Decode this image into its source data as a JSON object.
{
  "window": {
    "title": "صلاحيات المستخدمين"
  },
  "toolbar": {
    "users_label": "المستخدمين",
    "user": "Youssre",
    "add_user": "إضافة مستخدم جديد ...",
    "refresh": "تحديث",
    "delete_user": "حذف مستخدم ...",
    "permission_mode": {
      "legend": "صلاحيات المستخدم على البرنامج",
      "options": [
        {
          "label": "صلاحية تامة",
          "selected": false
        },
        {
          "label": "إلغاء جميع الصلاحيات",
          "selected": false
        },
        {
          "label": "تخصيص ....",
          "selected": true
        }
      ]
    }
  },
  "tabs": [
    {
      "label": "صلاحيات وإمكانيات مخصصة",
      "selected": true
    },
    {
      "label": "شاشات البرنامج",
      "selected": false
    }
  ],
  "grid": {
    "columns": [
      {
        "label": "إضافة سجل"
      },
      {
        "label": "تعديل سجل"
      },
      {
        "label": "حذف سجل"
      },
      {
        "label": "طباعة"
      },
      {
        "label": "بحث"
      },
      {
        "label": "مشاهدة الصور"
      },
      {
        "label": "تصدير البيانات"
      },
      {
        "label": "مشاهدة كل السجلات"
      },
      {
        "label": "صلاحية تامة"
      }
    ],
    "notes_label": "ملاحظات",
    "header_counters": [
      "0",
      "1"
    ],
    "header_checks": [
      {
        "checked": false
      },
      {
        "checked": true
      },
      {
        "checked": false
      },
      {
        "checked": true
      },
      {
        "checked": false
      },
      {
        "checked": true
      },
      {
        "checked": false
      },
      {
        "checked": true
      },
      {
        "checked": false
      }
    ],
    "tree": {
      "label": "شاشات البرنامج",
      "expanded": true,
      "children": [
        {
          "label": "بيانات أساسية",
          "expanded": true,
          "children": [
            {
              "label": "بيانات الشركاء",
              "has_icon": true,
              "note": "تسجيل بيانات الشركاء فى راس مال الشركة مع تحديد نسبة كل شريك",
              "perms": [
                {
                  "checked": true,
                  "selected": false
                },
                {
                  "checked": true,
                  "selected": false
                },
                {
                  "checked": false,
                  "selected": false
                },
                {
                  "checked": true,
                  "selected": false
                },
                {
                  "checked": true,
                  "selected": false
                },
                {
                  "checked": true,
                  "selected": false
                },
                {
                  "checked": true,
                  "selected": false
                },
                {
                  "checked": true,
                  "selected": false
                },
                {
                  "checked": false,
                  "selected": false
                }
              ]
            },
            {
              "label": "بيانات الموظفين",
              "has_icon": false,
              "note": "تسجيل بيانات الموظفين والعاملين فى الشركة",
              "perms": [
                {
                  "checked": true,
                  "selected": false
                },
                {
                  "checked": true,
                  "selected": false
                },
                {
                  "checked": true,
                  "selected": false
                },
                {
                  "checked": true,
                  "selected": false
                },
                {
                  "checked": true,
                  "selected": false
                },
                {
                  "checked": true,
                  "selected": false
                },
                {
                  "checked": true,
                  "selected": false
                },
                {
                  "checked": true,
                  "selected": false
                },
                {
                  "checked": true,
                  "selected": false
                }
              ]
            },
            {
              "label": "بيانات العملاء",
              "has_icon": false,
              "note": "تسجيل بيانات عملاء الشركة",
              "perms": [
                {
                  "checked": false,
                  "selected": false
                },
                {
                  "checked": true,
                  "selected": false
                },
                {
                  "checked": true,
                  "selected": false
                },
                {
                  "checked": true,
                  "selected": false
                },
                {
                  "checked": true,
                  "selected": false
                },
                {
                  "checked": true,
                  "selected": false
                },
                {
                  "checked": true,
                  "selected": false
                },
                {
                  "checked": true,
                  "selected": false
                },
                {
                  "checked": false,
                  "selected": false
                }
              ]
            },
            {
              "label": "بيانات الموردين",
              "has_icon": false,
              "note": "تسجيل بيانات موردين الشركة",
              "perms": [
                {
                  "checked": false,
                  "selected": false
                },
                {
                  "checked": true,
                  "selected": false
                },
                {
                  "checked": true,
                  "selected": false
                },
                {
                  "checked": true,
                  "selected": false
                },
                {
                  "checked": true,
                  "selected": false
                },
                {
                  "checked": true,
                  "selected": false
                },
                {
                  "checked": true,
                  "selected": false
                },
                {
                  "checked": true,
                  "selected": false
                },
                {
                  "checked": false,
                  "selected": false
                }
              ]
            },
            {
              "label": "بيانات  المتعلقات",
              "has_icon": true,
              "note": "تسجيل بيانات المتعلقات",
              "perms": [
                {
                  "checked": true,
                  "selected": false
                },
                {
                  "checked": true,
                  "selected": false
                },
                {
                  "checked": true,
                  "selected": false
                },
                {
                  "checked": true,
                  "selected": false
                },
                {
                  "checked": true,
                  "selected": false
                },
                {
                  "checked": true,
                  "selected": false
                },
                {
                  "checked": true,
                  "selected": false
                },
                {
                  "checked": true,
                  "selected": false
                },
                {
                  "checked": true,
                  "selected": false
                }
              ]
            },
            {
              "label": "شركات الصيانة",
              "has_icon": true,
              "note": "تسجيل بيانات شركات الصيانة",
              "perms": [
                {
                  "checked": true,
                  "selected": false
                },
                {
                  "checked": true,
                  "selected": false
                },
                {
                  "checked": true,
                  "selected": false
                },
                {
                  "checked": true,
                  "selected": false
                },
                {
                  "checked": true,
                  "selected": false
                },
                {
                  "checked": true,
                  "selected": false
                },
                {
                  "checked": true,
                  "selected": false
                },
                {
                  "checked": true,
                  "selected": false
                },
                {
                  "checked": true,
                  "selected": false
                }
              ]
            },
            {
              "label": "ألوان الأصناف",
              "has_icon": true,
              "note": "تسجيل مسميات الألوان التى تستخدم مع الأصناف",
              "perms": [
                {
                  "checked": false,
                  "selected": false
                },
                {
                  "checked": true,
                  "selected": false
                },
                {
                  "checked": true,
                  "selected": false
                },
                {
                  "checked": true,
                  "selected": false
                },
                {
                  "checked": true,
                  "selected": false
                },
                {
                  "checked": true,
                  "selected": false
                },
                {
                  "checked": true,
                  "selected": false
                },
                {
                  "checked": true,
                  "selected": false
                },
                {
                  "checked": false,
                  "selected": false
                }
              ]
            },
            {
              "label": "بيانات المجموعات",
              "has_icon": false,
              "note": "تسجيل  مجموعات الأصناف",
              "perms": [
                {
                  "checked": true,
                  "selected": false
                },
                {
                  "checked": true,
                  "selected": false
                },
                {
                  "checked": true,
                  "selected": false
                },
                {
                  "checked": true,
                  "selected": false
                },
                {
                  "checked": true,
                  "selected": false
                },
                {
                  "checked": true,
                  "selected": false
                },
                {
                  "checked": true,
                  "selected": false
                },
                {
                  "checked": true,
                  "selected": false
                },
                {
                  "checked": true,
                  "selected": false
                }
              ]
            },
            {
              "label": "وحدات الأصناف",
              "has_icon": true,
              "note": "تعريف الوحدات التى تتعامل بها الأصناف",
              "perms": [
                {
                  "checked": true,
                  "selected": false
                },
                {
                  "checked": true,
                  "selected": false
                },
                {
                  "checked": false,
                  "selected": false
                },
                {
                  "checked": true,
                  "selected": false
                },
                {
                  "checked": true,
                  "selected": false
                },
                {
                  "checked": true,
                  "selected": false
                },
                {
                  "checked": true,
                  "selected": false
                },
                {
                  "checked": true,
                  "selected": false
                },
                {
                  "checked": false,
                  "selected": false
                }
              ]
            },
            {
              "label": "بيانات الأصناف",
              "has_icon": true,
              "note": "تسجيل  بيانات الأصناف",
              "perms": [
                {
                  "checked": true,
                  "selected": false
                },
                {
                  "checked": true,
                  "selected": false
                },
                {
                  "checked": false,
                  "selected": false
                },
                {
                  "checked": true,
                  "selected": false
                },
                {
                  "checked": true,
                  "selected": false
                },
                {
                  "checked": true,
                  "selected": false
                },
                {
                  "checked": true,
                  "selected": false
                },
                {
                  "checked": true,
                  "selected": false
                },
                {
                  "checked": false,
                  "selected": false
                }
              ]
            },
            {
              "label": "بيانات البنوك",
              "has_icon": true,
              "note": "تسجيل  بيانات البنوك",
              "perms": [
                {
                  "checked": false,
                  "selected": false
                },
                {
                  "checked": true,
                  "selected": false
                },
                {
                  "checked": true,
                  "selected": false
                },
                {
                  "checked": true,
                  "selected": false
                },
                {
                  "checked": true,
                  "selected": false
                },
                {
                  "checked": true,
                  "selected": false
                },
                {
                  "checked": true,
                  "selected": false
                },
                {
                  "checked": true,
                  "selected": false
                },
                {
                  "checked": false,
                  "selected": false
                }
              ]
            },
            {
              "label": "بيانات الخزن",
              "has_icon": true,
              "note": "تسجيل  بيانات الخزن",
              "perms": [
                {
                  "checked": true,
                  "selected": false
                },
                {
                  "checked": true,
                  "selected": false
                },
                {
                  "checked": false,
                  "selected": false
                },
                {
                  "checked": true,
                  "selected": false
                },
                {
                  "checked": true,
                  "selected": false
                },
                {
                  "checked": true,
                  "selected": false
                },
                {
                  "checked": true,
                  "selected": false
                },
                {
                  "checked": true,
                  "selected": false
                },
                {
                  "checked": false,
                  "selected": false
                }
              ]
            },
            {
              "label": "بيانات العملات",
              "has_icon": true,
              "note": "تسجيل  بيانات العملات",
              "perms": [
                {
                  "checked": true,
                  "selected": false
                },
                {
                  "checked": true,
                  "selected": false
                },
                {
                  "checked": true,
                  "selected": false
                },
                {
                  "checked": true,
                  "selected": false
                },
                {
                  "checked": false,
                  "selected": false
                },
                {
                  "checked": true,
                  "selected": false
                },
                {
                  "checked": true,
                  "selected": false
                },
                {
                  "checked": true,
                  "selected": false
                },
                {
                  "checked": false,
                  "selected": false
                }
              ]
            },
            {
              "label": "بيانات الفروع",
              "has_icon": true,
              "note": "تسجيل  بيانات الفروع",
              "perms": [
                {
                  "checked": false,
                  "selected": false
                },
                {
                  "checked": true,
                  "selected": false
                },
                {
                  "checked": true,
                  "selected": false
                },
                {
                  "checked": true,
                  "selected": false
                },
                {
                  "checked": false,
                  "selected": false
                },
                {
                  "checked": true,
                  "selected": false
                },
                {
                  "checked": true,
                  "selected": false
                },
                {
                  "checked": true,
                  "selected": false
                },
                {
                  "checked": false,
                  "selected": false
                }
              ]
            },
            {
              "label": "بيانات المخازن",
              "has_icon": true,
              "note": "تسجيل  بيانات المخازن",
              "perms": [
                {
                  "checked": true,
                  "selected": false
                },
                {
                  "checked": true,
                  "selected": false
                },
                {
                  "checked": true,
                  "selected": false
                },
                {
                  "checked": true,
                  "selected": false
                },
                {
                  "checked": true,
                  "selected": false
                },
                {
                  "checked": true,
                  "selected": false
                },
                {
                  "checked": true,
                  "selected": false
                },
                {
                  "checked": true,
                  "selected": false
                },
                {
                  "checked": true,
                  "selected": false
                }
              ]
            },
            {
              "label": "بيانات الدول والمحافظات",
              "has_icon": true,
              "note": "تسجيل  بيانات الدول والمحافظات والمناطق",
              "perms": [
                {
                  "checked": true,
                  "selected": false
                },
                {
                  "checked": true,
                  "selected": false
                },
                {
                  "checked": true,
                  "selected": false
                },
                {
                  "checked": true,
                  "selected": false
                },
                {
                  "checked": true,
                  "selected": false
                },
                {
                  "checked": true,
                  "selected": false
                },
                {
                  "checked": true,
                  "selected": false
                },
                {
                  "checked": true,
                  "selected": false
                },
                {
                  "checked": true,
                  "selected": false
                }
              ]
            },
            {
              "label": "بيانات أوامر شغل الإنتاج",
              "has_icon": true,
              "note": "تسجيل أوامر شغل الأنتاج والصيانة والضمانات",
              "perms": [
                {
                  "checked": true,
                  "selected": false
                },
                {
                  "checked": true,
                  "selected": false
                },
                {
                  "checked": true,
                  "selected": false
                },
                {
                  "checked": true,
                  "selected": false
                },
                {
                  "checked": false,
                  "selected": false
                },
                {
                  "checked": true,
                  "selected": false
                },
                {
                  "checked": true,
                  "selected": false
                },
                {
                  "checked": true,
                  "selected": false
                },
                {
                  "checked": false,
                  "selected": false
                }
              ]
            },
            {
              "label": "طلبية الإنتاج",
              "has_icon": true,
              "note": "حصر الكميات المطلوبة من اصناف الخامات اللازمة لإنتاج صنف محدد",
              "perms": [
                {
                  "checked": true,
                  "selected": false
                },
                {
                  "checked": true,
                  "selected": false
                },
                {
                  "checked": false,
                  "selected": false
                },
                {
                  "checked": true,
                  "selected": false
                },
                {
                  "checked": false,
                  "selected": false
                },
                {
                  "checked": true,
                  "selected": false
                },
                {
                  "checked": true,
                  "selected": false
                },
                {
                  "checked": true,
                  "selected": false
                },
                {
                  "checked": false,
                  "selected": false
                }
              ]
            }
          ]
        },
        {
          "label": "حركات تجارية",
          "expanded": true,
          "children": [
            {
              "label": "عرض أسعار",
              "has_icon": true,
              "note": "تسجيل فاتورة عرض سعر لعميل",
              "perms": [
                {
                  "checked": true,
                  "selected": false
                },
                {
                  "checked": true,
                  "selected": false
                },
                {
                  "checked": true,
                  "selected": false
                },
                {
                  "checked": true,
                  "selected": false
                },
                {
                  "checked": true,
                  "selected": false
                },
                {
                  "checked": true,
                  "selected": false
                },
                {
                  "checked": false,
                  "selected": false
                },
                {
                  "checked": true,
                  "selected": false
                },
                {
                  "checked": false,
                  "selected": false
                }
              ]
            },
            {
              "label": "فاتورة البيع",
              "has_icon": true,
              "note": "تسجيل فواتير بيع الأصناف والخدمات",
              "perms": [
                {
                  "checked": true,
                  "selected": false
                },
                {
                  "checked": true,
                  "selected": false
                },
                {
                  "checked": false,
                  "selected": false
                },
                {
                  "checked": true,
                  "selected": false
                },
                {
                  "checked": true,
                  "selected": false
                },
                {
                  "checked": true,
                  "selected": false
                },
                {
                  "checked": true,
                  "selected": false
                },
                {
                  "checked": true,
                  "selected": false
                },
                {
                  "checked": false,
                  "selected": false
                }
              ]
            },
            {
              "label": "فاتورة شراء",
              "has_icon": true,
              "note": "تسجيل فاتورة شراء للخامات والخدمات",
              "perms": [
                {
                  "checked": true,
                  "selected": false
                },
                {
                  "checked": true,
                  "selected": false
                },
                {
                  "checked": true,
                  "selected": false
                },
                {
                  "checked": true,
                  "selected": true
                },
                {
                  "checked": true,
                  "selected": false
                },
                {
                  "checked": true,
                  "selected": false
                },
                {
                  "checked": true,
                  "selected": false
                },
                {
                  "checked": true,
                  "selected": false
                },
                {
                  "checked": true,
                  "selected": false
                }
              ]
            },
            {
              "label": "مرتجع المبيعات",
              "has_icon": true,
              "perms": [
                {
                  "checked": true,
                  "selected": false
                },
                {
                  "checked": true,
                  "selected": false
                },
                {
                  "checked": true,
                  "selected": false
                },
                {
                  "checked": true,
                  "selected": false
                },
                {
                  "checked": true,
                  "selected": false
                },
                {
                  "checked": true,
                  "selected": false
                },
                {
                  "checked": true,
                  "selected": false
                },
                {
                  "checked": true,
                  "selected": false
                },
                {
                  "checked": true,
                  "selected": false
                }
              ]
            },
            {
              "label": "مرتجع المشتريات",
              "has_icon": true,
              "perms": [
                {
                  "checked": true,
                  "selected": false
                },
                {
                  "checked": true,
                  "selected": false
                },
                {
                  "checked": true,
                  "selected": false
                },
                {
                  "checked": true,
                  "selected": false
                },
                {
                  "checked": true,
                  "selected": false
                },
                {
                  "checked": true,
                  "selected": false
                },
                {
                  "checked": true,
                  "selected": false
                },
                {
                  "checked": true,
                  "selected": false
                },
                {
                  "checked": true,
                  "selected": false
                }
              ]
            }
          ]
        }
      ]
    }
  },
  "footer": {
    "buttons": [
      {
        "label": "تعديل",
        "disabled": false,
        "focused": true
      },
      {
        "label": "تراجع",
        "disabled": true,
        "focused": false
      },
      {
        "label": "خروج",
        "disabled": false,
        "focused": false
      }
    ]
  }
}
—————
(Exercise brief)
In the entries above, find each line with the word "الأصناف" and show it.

(Answer space)
              "label": "ألوان الأصناف",
              "note": "تسجيل مسميات الألوان التى تستخدم مع الأصناف",
              "note": "تسجيل  مجموعات الأصناف",
              "label": "وحدات الأصناف",
              "note": "تعريف الوحدات التى تتعامل بها الأصناف",
              "label": "بيانات الأصناف",
              "note": "تسجيل  بيانات الأصناف",
              "note": "تسجيل فواتير بيع الأصناف والخدمات",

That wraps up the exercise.